**Exercise brief:**
Line by line, repeat the material below exactly and skip the images.

Segment Open

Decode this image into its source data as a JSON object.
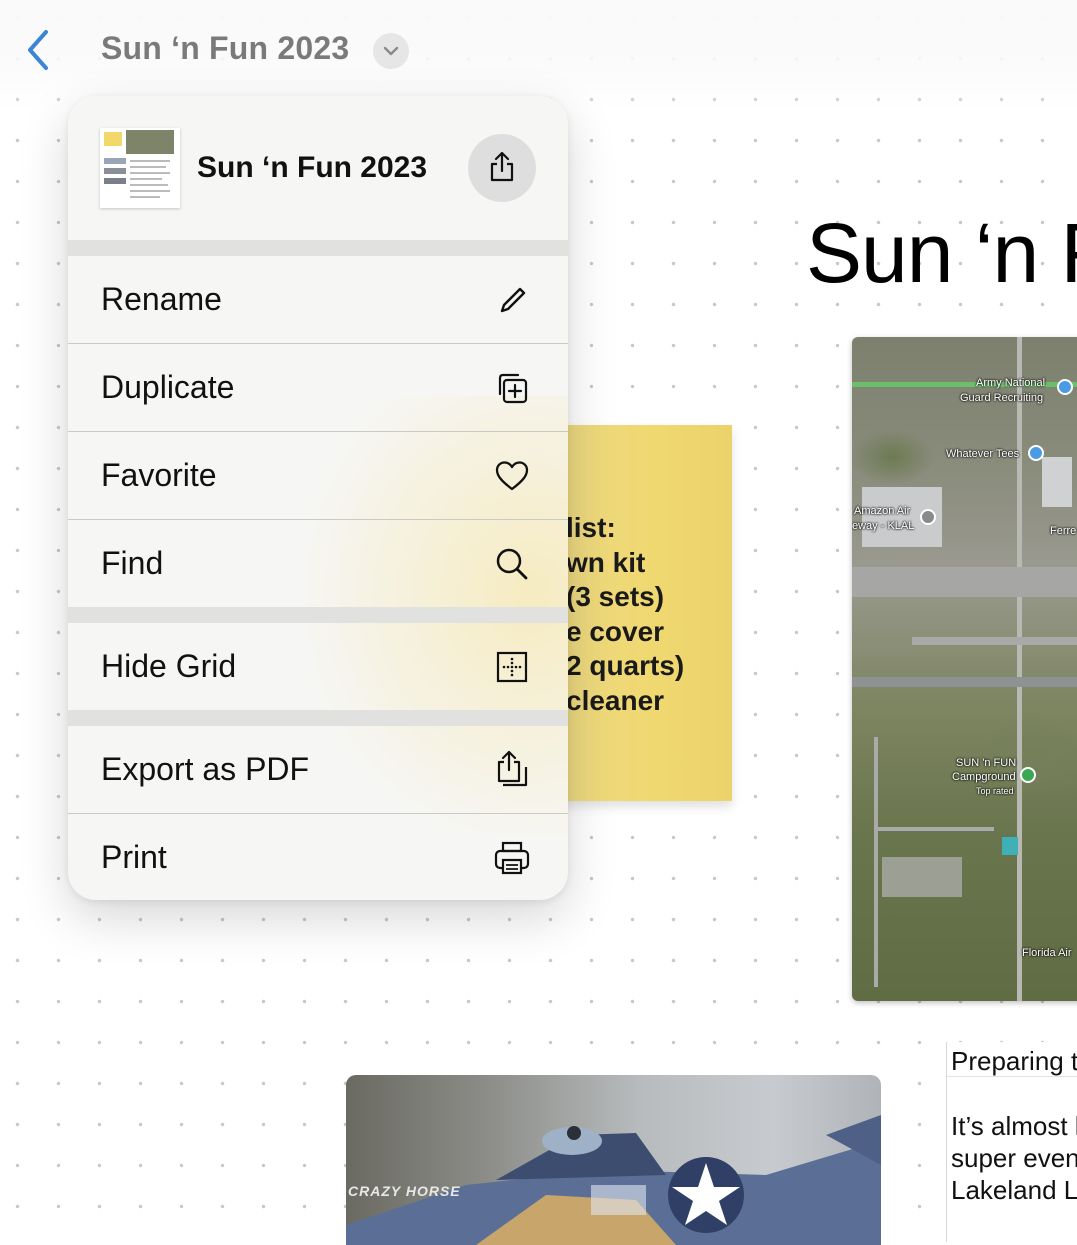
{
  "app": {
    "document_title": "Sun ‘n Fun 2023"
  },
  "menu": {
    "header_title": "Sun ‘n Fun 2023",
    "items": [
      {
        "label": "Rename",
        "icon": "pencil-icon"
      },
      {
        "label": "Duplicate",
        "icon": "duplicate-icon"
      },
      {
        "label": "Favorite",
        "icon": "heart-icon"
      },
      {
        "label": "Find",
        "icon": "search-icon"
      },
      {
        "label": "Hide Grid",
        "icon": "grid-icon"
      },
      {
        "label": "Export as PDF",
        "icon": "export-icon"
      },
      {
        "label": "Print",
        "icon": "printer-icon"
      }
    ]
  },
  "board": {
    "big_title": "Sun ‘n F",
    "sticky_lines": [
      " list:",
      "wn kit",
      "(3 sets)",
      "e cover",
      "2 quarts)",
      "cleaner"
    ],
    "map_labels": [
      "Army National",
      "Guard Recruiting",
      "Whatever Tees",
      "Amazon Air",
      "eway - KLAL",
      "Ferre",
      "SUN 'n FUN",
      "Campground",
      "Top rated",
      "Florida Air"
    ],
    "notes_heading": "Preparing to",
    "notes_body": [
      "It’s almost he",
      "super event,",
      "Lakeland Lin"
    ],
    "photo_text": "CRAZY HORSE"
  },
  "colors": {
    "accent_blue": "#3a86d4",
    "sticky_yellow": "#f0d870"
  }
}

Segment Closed

**Response box:**
Decode this image into its source data as a JSON object.
{
  "app": {
    "document_title": "Sun ‘n Fun 2023"
  },
  "menu": {
    "header_title": "Sun ‘n Fun 2023",
    "items": [
      {
        "label": "Rename",
        "icon": "pencil-icon"
      },
      {
        "label": "Duplicate",
        "icon": "duplicate-icon"
      },
      {
        "label": "Favorite",
        "icon": "heart-icon"
      },
      {
        "label": "Find",
        "icon": "search-icon"
      },
      {
        "label": "Hide Grid",
        "icon": "grid-icon"
      },
      {
        "label": "Export as PDF",
        "icon": "export-icon"
      },
      {
        "label": "Print",
        "icon": "printer-icon"
      }
    ]
  },
  "board": {
    "big_title": "Sun ‘n F",
    "sticky_lines": [
      " list:",
      "wn kit",
      "(3 sets)",
      "e cover",
      "2 quarts)",
      "cleaner"
    ],
    "map_labels": [
      "Army National",
      "Guard Recruiting",
      "Whatever Tees",
      "Amazon Air",
      "eway - KLAL",
      "Ferre",
      "SUN 'n FUN",
      "Campground",
      "Top rated",
      "Florida Air"
    ],
    "notes_heading": "Preparing to",
    "notes_body": [
      "It’s almost he",
      "super event,",
      "Lakeland Lin"
    ],
    "photo_text": "CRAZY HORSE"
  },
  "colors": {
    "accent_blue": "#3a86d4",
    "sticky_yellow": "#f0d870"
  }
}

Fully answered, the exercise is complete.